You become adamant about avoiding anything outside of your ever-diminishing comfort zone. This highly limited way of life became all I knew for three years.
The DSM-IV defines agoraphobia as “a fear of situations where help and escape are difficult to obtain.” As with all diseases, however, the reality of the condition is not easily contained in diagnostic terms.
People often ask me what it’s like to be completely isolated by irrational fears. “Didn’t you get bored….lonely….crazy?”
While I was certainly crazy, I did not get bored or lonely. The nagging fear was my constant companion and kept me far from bored. When you’re agoraphobic, you do exactly what your ever-limited world allows you to do. I cooked in the kitchen until I became scared of the kitchen. I read books until I became scared of books. I slept until I became scared of sleeping. Eventually I didn’t leave my bedroom except when absolutely necessary. The floors became littered with dishes of untouched food, the windows were dusty and the shades were permanently drawn.
While trapped in this way of life, you become acquainted with a voice in your head that badgers endlessly. “The food is poisoned.” “Someone’s hiding in your closet.” “If you fall asleep, something terrible will happen.” “Are you sure you locked the door? Better go check for the fifth time.” For all that I hated this voice, I needed it. I believed that it kept me in line, kept me safe. My days were spent pacing and checking, wringing my hands and pulling my hair.

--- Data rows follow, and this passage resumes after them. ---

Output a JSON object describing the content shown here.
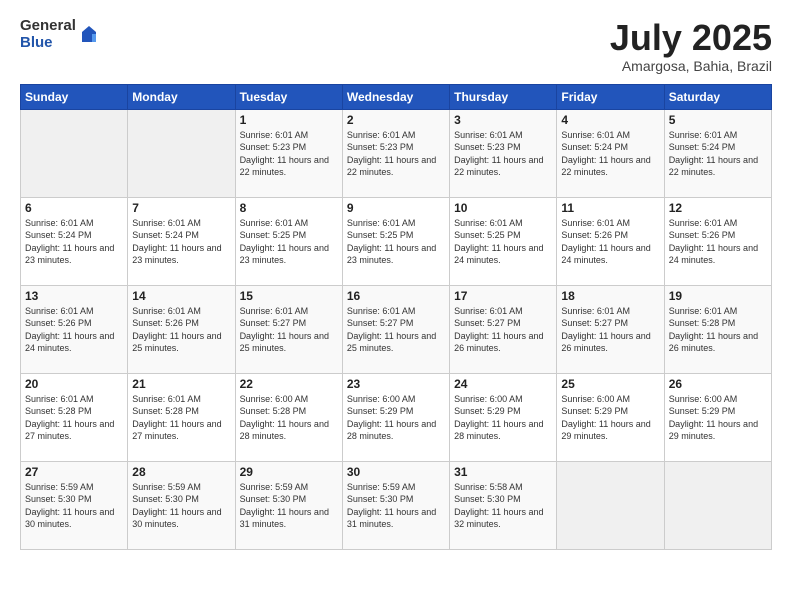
{
  "logo": {
    "general": "General",
    "blue": "Blue"
  },
  "title": "July 2025",
  "subtitle": "Amargosa, Bahia, Brazil",
  "headers": [
    "Sunday",
    "Monday",
    "Tuesday",
    "Wednesday",
    "Thursday",
    "Friday",
    "Saturday"
  ],
  "weeks": [
    [
      {
        "day": "",
        "info": ""
      },
      {
        "day": "",
        "info": ""
      },
      {
        "day": "1",
        "info": "Sunrise: 6:01 AM\nSunset: 5:23 PM\nDaylight: 11 hours and 22 minutes."
      },
      {
        "day": "2",
        "info": "Sunrise: 6:01 AM\nSunset: 5:23 PM\nDaylight: 11 hours and 22 minutes."
      },
      {
        "day": "3",
        "info": "Sunrise: 6:01 AM\nSunset: 5:23 PM\nDaylight: 11 hours and 22 minutes."
      },
      {
        "day": "4",
        "info": "Sunrise: 6:01 AM\nSunset: 5:24 PM\nDaylight: 11 hours and 22 minutes."
      },
      {
        "day": "5",
        "info": "Sunrise: 6:01 AM\nSunset: 5:24 PM\nDaylight: 11 hours and 22 minutes."
      }
    ],
    [
      {
        "day": "6",
        "info": "Sunrise: 6:01 AM\nSunset: 5:24 PM\nDaylight: 11 hours and 23 minutes."
      },
      {
        "day": "7",
        "info": "Sunrise: 6:01 AM\nSunset: 5:24 PM\nDaylight: 11 hours and 23 minutes."
      },
      {
        "day": "8",
        "info": "Sunrise: 6:01 AM\nSunset: 5:25 PM\nDaylight: 11 hours and 23 minutes."
      },
      {
        "day": "9",
        "info": "Sunrise: 6:01 AM\nSunset: 5:25 PM\nDaylight: 11 hours and 23 minutes."
      },
      {
        "day": "10",
        "info": "Sunrise: 6:01 AM\nSunset: 5:25 PM\nDaylight: 11 hours and 24 minutes."
      },
      {
        "day": "11",
        "info": "Sunrise: 6:01 AM\nSunset: 5:26 PM\nDaylight: 11 hours and 24 minutes."
      },
      {
        "day": "12",
        "info": "Sunrise: 6:01 AM\nSunset: 5:26 PM\nDaylight: 11 hours and 24 minutes."
      }
    ],
    [
      {
        "day": "13",
        "info": "Sunrise: 6:01 AM\nSunset: 5:26 PM\nDaylight: 11 hours and 24 minutes."
      },
      {
        "day": "14",
        "info": "Sunrise: 6:01 AM\nSunset: 5:26 PM\nDaylight: 11 hours and 25 minutes."
      },
      {
        "day": "15",
        "info": "Sunrise: 6:01 AM\nSunset: 5:27 PM\nDaylight: 11 hours and 25 minutes."
      },
      {
        "day": "16",
        "info": "Sunrise: 6:01 AM\nSunset: 5:27 PM\nDaylight: 11 hours and 25 minutes."
      },
      {
        "day": "17",
        "info": "Sunrise: 6:01 AM\nSunset: 5:27 PM\nDaylight: 11 hours and 26 minutes."
      },
      {
        "day": "18",
        "info": "Sunrise: 6:01 AM\nSunset: 5:27 PM\nDaylight: 11 hours and 26 minutes."
      },
      {
        "day": "19",
        "info": "Sunrise: 6:01 AM\nSunset: 5:28 PM\nDaylight: 11 hours and 26 minutes."
      }
    ],
    [
      {
        "day": "20",
        "info": "Sunrise: 6:01 AM\nSunset: 5:28 PM\nDaylight: 11 hours and 27 minutes."
      },
      {
        "day": "21",
        "info": "Sunrise: 6:01 AM\nSunset: 5:28 PM\nDaylight: 11 hours and 27 minutes."
      },
      {
        "day": "22",
        "info": "Sunrise: 6:00 AM\nSunset: 5:28 PM\nDaylight: 11 hours and 28 minutes."
      },
      {
        "day": "23",
        "info": "Sunrise: 6:00 AM\nSunset: 5:29 PM\nDaylight: 11 hours and 28 minutes."
      },
      {
        "day": "24",
        "info": "Sunrise: 6:00 AM\nSunset: 5:29 PM\nDaylight: 11 hours and 28 minutes."
      },
      {
        "day": "25",
        "info": "Sunrise: 6:00 AM\nSunset: 5:29 PM\nDaylight: 11 hours and 29 minutes."
      },
      {
        "day": "26",
        "info": "Sunrise: 6:00 AM\nSunset: 5:29 PM\nDaylight: 11 hours and 29 minutes."
      }
    ],
    [
      {
        "day": "27",
        "info": "Sunrise: 5:59 AM\nSunset: 5:30 PM\nDaylight: 11 hours and 30 minutes."
      },
      {
        "day": "28",
        "info": "Sunrise: 5:59 AM\nSunset: 5:30 PM\nDaylight: 11 hours and 30 minutes."
      },
      {
        "day": "29",
        "info": "Sunrise: 5:59 AM\nSunset: 5:30 PM\nDaylight: 11 hours and 31 minutes."
      },
      {
        "day": "30",
        "info": "Sunrise: 5:59 AM\nSunset: 5:30 PM\nDaylight: 11 hours and 31 minutes."
      },
      {
        "day": "31",
        "info": "Sunrise: 5:58 AM\nSunset: 5:30 PM\nDaylight: 11 hours and 32 minutes."
      },
      {
        "day": "",
        "info": ""
      },
      {
        "day": "",
        "info": ""
      }
    ]
  ]
}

So, no – I was never bored or lonely. I was a nineteen year old basket case crawling on my knees to check under my bed, armed with a hammer and scissors.[quote]I read books until I became scared of books. I slept until I became scared of sleeping. Eventually I didn’t leave my bedroom except when absolutely necessary. The floors became littered with dishes of untouched food, the windows were dusty and the shades permanently drawn.[/quote]Along with a decent amount of sanity, I lost many good friends. While my peers were off earning their college degrees, having their first legal drinks, and attending house parties; I was confined to my bedroom, calling them only when I was stable enough to carry on a conversation. Many friends did not understand and grew tired of my behavior. They wondered why I couldn’t just “snap out of it,” as if I hadn’t tried every option. In my growing detachment from reality, these friends were easily replaced by characters from television programs. I would laugh with delight at their two dimensional faces as they cracked jokes on my computer screen inches from my face.
And then, somehow, someday, I stepped outside and did not feel the aching to return to the safety of my bedroom. It had been at least a week since I had been awoken by my heart pounding in my chest and the urge to check the safety of my surroundings. I began to smile again. Maybe it was finally reaching the proper combination of therapy and medication, maybe it was something about the stale air in my bedroom or maybe it was that I was finally done, rid, complete, finished with this chapter of my life. Maybe deep down, deeper down than the nagging voice, deeper down than the source of my problems, I knew that my future really was full of hope and possibility; that after three years, it was about time I started treating myself well.
No matter what the source, something gradually clicked in my mind, and I began to see clearly once more: I am worth more than this wretched self-loathing and fear. I do deserve happiness, and damn right, I will I have it.
I’ve been comfortably setting foot outside for over six months now. There is a certain restlessness in this recovery, a ceaseless need to carpe that diem. I want to make up for lost time, to punch the owner of the voice in my head that tells me of all the horrible things that can happen outside the safety of my bedroom. So while the voice is still there, while my recovery is still ongoing, I silence it away and push myself out the door to greet the sunshine.